2.5.2 Radial Basis Function Networks
After the FF networks, the radial basis function (RBF) network comprises one of the most used network models.
Figure 2.7 illustrates an RBF network with inputs ,..., and output . The arrows in the figure symbolize parameters in the network. The RBF network consists of one hidden layer of basis functions, or neurons. At the input of each neuron, the distance between the neuron center and the input vector is calculated. The output of the neuron is then formed by applying the basis function to this distance. The RBF network output is formed by a weighted sum of the neuron outputs and the unity bias shown.
Figure 2.7. An RBF network with one output.
The RBF network in Figure 2.7 is often complemented with a linear part. This corresponds to additional direct connections from the inputs to the output neuron. Mathematically, the RBF network, including a linear part, produces an output given by

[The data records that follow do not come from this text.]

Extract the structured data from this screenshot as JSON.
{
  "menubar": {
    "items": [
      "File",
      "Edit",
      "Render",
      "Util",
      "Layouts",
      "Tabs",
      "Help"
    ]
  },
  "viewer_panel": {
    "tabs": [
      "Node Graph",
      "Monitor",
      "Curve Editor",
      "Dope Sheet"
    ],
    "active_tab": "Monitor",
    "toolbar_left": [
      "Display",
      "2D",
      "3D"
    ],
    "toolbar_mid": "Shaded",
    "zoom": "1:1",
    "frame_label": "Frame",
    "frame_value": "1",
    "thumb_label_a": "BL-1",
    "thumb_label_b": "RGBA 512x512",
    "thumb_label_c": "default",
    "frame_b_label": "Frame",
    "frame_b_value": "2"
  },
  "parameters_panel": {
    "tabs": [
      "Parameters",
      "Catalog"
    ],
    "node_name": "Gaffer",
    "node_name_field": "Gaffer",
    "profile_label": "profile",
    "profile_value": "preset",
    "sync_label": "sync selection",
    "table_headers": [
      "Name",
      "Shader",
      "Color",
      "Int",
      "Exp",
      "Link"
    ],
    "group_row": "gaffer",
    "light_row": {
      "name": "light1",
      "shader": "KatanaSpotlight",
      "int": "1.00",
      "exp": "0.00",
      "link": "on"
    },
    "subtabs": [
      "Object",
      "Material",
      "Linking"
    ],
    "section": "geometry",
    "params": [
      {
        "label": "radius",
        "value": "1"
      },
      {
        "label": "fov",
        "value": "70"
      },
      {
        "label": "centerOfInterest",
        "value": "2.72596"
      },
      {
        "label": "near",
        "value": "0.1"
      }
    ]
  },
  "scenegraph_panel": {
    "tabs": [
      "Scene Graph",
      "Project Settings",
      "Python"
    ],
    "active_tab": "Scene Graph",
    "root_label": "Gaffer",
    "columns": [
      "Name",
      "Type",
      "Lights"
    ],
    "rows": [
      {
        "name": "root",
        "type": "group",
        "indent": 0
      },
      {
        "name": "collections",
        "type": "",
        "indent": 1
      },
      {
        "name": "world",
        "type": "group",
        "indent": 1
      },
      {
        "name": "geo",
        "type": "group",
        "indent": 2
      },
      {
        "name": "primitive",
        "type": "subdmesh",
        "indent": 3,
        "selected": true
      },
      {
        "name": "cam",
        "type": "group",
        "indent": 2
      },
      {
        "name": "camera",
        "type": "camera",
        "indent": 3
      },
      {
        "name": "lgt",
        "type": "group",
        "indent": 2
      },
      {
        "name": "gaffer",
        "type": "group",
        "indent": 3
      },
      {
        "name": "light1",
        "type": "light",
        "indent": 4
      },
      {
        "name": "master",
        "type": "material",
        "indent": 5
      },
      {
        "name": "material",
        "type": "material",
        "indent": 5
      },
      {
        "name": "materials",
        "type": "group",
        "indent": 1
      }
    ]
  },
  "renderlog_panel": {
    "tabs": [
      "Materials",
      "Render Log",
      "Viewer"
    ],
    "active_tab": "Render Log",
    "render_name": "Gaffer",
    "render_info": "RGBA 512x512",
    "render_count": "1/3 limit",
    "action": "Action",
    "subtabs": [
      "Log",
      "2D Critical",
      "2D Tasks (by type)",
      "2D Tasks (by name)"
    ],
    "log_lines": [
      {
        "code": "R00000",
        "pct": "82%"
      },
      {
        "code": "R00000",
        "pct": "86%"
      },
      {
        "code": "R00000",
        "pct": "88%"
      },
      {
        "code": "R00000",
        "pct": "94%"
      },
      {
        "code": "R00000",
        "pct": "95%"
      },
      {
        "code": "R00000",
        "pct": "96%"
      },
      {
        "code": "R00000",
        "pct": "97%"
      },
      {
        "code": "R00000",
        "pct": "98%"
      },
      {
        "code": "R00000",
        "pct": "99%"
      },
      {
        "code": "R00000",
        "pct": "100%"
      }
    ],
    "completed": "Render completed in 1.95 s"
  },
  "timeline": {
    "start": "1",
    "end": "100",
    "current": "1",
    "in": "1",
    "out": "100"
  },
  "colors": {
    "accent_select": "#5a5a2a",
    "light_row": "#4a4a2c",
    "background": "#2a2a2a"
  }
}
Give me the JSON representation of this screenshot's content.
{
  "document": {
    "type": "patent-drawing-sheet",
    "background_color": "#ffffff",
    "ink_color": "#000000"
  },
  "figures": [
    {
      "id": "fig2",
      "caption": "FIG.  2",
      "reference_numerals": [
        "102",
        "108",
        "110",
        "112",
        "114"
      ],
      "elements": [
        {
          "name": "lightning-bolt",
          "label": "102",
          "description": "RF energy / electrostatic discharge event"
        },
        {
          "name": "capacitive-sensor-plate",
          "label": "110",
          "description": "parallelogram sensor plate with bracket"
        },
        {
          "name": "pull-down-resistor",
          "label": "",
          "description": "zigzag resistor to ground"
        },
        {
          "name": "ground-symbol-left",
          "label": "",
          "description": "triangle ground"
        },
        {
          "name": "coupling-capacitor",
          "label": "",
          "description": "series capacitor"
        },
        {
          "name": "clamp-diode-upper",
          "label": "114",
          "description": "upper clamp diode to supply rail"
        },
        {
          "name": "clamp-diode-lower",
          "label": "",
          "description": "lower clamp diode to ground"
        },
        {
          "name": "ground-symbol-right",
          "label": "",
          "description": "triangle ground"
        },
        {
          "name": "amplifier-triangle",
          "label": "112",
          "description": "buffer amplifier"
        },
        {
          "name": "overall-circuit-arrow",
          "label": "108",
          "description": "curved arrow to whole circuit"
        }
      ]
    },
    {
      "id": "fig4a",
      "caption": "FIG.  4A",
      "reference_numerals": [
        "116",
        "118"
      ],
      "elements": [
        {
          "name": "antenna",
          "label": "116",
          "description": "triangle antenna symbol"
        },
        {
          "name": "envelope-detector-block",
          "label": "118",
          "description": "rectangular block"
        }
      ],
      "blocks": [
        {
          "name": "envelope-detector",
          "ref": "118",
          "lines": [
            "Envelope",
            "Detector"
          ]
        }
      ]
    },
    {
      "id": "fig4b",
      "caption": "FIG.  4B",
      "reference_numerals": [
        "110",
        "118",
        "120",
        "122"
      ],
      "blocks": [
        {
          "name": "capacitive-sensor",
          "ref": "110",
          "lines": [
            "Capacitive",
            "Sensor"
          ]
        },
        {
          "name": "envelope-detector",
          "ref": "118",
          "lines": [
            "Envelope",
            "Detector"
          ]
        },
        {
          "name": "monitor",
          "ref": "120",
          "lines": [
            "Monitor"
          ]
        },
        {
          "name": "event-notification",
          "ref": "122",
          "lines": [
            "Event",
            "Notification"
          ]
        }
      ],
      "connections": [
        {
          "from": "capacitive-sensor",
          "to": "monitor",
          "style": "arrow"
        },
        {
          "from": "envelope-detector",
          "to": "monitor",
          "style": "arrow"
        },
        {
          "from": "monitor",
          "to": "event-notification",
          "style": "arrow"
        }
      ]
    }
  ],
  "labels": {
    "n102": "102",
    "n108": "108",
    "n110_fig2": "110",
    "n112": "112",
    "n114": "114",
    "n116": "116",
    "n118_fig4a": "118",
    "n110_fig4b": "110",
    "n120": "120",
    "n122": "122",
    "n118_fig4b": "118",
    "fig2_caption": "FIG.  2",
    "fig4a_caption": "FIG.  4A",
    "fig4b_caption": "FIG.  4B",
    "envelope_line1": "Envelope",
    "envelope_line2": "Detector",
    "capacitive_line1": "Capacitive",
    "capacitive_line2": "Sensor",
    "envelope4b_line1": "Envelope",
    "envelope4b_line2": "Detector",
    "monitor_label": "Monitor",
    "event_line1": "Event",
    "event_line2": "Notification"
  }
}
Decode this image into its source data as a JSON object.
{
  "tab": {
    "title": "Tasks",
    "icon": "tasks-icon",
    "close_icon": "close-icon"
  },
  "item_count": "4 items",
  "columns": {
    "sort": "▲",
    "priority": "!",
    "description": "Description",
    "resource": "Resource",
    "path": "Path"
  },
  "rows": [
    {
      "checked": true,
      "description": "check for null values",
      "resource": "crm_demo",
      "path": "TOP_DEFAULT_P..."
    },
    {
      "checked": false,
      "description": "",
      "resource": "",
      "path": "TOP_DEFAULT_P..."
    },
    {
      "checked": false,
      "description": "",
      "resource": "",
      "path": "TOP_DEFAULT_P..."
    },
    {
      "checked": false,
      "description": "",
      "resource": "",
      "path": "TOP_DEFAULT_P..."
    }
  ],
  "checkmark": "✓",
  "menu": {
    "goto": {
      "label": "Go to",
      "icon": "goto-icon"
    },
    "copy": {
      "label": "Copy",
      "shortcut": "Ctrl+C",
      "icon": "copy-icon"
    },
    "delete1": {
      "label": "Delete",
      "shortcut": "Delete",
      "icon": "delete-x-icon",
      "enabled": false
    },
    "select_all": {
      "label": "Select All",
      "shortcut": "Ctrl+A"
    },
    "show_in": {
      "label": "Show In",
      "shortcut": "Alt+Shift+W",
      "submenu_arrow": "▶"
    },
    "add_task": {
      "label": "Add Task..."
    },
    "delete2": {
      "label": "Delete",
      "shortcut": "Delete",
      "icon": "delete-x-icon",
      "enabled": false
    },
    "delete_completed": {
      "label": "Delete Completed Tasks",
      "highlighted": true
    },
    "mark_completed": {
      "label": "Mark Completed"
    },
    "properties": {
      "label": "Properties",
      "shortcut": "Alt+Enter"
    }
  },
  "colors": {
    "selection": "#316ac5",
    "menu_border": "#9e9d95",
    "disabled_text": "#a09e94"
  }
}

where nb is the number of neurons, each containing a basis function. The parameters of the RBF network consist of the positions of the basis functions , the inverse of the width of the basis functions , the weights in output sum , and the parameters of the linear part ,...,. In most cases of function approximation, it is advantageous to have the additional linear part but it can be excluded by using the options.
The parameters are often lumped together in a common variable to make the notation compact. Then you can use the generic description g( ,x) of the neural network model, where g is the network function and x is the input to the network.
In training, the network the parameters are tuned so that the training data fits the network model Eq. (2.10) as well as possible. This is described in Section 2.5.3 Training Feedforward and Radial Basis Function Networks.
In Eq. (2.10) the basis function is chosen to be the Gaussian bell function. Although this function is the most commonly used basis function, other basis functions may be chosen. This is described in Section 13.3, Select Your Own Neuron Function.
Also, RBF networks may be multioutput as illustrated in Figure 2.8.
Figure 2.8. A multioutput RBF network.
FF networks and RBF networks can be used to solve a common set of problems. The builtin commands provided by the package and the associated options are very similar. Problems where these networks are useful include:
Function approximation
Classification
Modeling of dynamic systems and time series